Objection to Religion at Wisconsin's Upcoming National Day of Remembrance for Murder Victims Commemoration
"The Office of Crime Victims Services necessarily serves a diverse population, many of whom are not Christian or do not recognize the 'Father' of the hymn, and some of whom certainly do not find solace for personal tragedy in other peoples' religious assertions--much less state-hosted religious ritual and professions of faith."
(MADISON, WIS.) The Freedom From Religion Foundation has contacted Wisconsin Attorney General J.B. Van Hollen following complaints about religion permeating the schedule of the upcoming first National Day of Remembrance for Murder Victims commemoration, to gather at the Capitol rotunda on Sept. 25.
The Central Wisconsin Chapter of Parents of Murdered Children, which is cohosting the event, receives federal Victim of Crime Act funding through the Justice Department. That public sponsorship "obliges it to be free of partisan or religious bent," according to Foundation co-president Annie Laurie Gaylor in her letter of complaint to Van Hollen.
The Foundation objected to the scheduling of a Christian hymn, "This Too Shall Pass," by a soloist identified as a member of a church choir, and a closing prayer by Pastor Charles Peterson, Christ Lutheran Church.
"The murder of a child is a horrible trauma for any parent, regardless of religious or nonreligious background, to endure," Gaylor wrote the Attorney General. "The Office of Crime Victims Services necessarily serves a diverse population, many of whom are not Christian or do not recognize the 'Father' of the hymn, and some of whom certainly do not find solace for personal tragedy in other peoples' religious assertions--much less state-hosted religious ritual and professions of faith. In fact, to nonreligious families, being told 'He'll never give you more than you can bear/This too shall pass/So in this thought be comforted/It's in His Hands' would further traumatize them, insult their personal beliefs, and offend them by advancing the idea that the murder of their beloved child was part of a deity's plan!"
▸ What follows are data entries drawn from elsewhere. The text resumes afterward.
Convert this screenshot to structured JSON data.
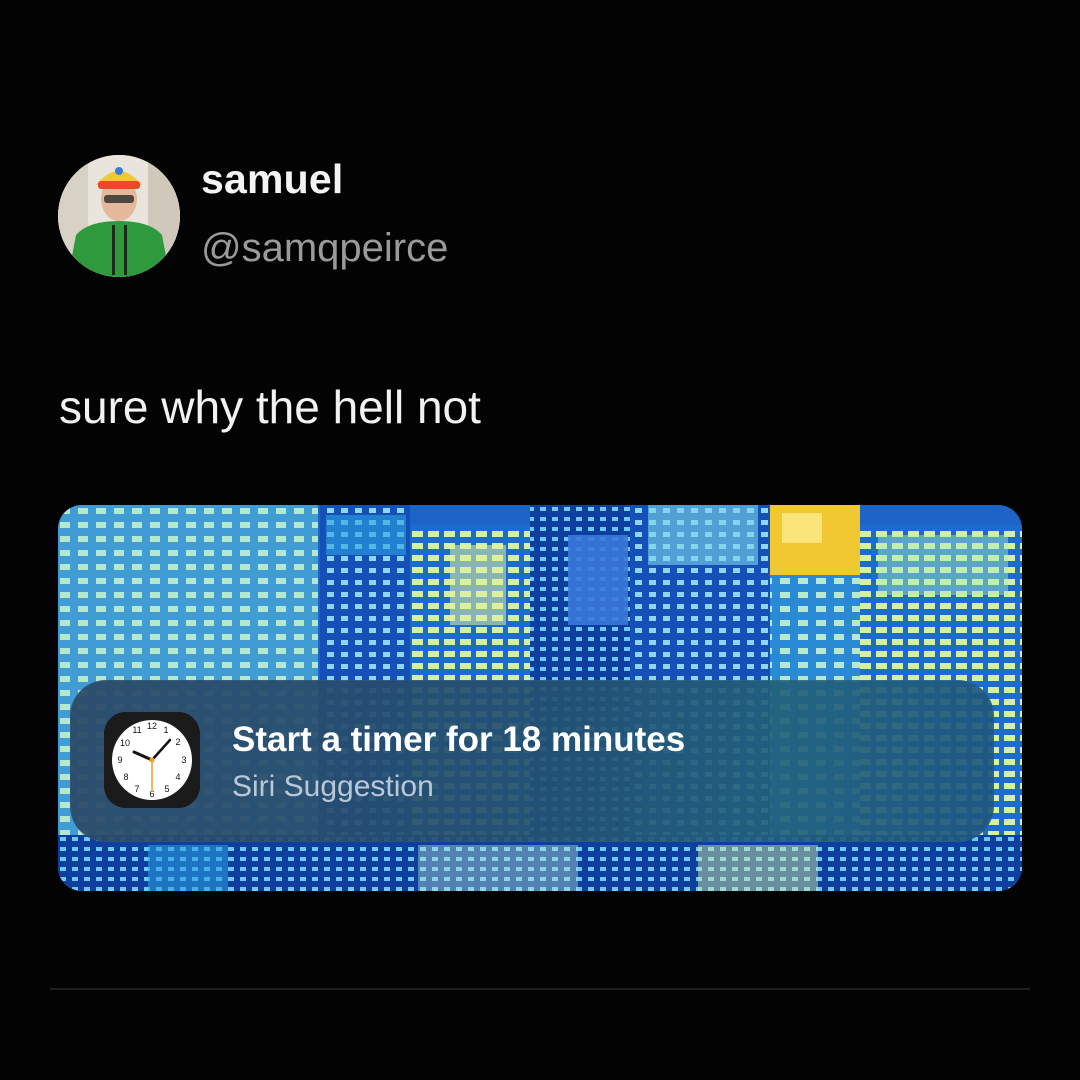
{
  "tweet": {
    "author": {
      "display_name": "samuel",
      "handle": "@samqpeirce",
      "avatar_icon": "profile-photo"
    },
    "text": "sure why the hell not"
  },
  "siri_suggestion": {
    "app_icon": "clock-icon",
    "title": "Start a timer for 18 minutes",
    "subtitle": "Siri Suggestion",
    "clock_numbers": [
      "12",
      "1",
      "2",
      "3",
      "4",
      "5",
      "6",
      "7",
      "8",
      "9",
      "10",
      "11"
    ]
  },
  "colors": {
    "background": "#030303",
    "handle_gray": "#9a9a9a",
    "wallpaper_blue": "#1a5fc8",
    "accent_yellow": "#f2c832"
  }
}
Grieving and vulnerable families should not be proselytized by state government, she added, noting that there are nearly limitless religious resources and opportunities for parents to seek private religious solace.
State employees have the right to be free from religion while performing official state duties, Gaylor added. "The State of Wisconsin should not be hosting or cohosting any event which makes either its clients or its staff feel excluded by virtue of personal conscience, which inflicts religion or which favors religion over nonreligion."
The Foundation sought assurance that religious ritual and song would be omitted from the ceremony.